I have to say I wasn’t expecting very much from “The Call”. It looked basic and clichéd and the thought of Halle Berry teaming up with WWE wrestling’s movie production branch just wasn’t that appealing. Well now I have seen it and “The Call” is certainly basic and clichéd. But despite its flaws it is a movie that manages to remain entertaining throughout. There is just enough tension and just enough suspense to keep you invested. Unfortunately the eye-rolling ending almost undoes everything the film does right.
Berry plays a Los Angeles 911 operator. For me this was one of the strongest parts of the film. I may be wrong, but I don’t remember a movie ever looking at this side of the phone. We’ve had plenty of movies where we hear the 911 operator on the other end of the phone. In “The Call” we see the operators in their environment. The movie calls the place “the hive” and Berry plays a veteran operator named Jordan Turner. Berry is surprisingly convincing as she handles a variety of different calls. In fact the entire setting was well conceived and pretty fascinating.
But after a botched 911 call involving a kidnapped young girl ends tragically, the pressure drives Jordan away from the operating chair. She becomes a trainer of new operators but conveniently ends up taking over a call involving a very similar situation. A teen named Casey Welson (Abigail Breslin) is kidnapped from a local mall and she connects with Jordan via a cell phone hidden in her pocket. The rest of the film follows Jordan’s attempt to get information from Casey while the police rush to save her before things end badly.

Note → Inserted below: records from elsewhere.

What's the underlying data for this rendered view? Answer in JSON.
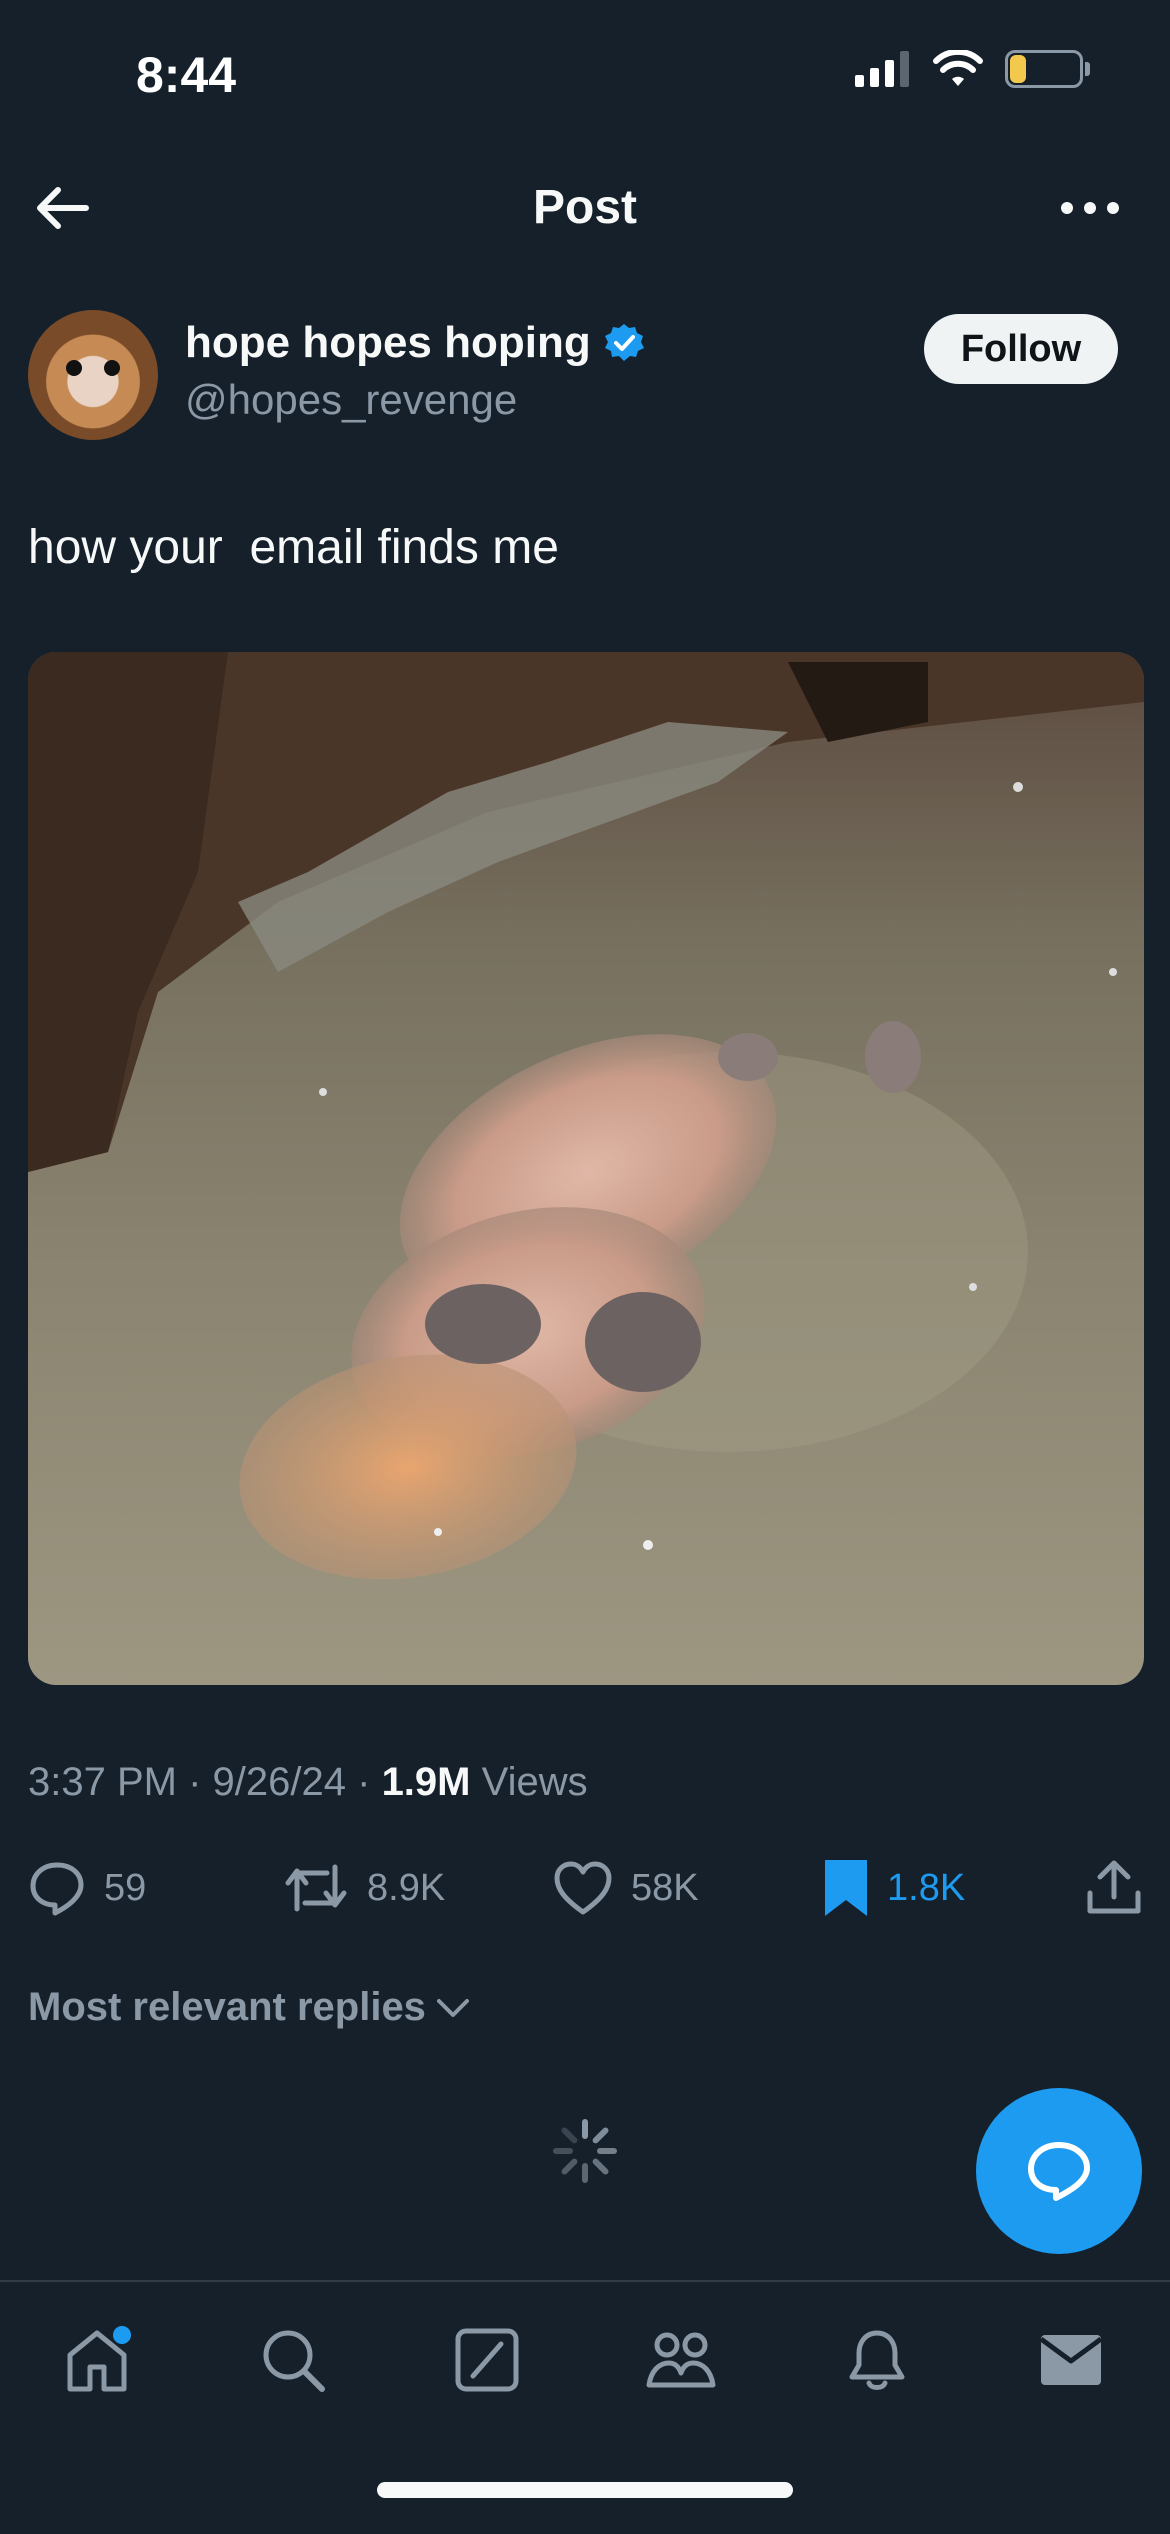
{
  "status_bar": {
    "time": "8:44",
    "battery": "17"
  },
  "header": {
    "title": "Post"
  },
  "author": {
    "name": "hope hopes hoping",
    "handle": "@hopes_revenge",
    "follow_label": "Follow"
  },
  "tweet": {
    "text": "how your  email finds me"
  },
  "media": {
    "alt": "video still of a baby hippo floating on its back in murky water"
  },
  "meta": {
    "time": "3:37 PM",
    "date": "9/26/24",
    "views_count": "1.9M",
    "views_label": "Views"
  },
  "actions": {
    "replies": "59",
    "reposts": "8.9K",
    "likes": "58K",
    "bookmarks": "1.8K"
  },
  "replies_filter": {
    "label": "Most relevant replies"
  },
  "colors": {
    "background": "#15202b",
    "accent": "#1d9bf0",
    "muted": "#8b98a5"
  }
}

“The Call” yanks several familiar elements from many thrillers we’ve already seen. It certainly doesn’t do anything new. Yet it is competently made and it’s aware that the pacing and intensity is essential to keeping the audience involved. It doesn’t waste a lot of time developing characters or throwing in too much unneeded backstory. Director Brad Anderson seems to know that he needs to keep his audience fixated on the intensity and suspense and if the pacing lulls there isn’t anything under the surface. For the most part Anderson pulls it off. The movie kept my attention all the way through and it deserves credit for that. It doesn’t pretend to be anything it’s not and it succeeds as a whole.
But it’s certainly not a perfect film and as it reaches its climax things begin to run off the rails. First, you can’t help but notice some of the corny dialogue particularly when the script tries to add a little personality to the characters. There are also several of those head-scratching moments where the action of the characters simply doesn’t make sense. And then there is the ending. I’ve alluded to it twice already and I certainly don’t want to give away any spoilers, but the film goes in the direction that seems odd and frankly absurd. The big conclusion is so silly and nonsensical. It’s meant to be empowering but it leaves so many obvious holes and glaring question marks. All I could do was shake my head and wonder who came up with that ludicrous idea. It’s that bad.
And that’s disappointing. I say that because “The Call” surprised me. Not because of its depth or originality, but because it managed to entertain while tossing out some fairly good edge-of-your-seat suspense. Even with its flaws I was having a good time, at least until the end. Perhaps the filmmakers have something else in mind but I can’t help but think you could end a movie like this in a better way. Regardless, I will give it credit for being better than I expected. In fact, I guess I would say I was entertained.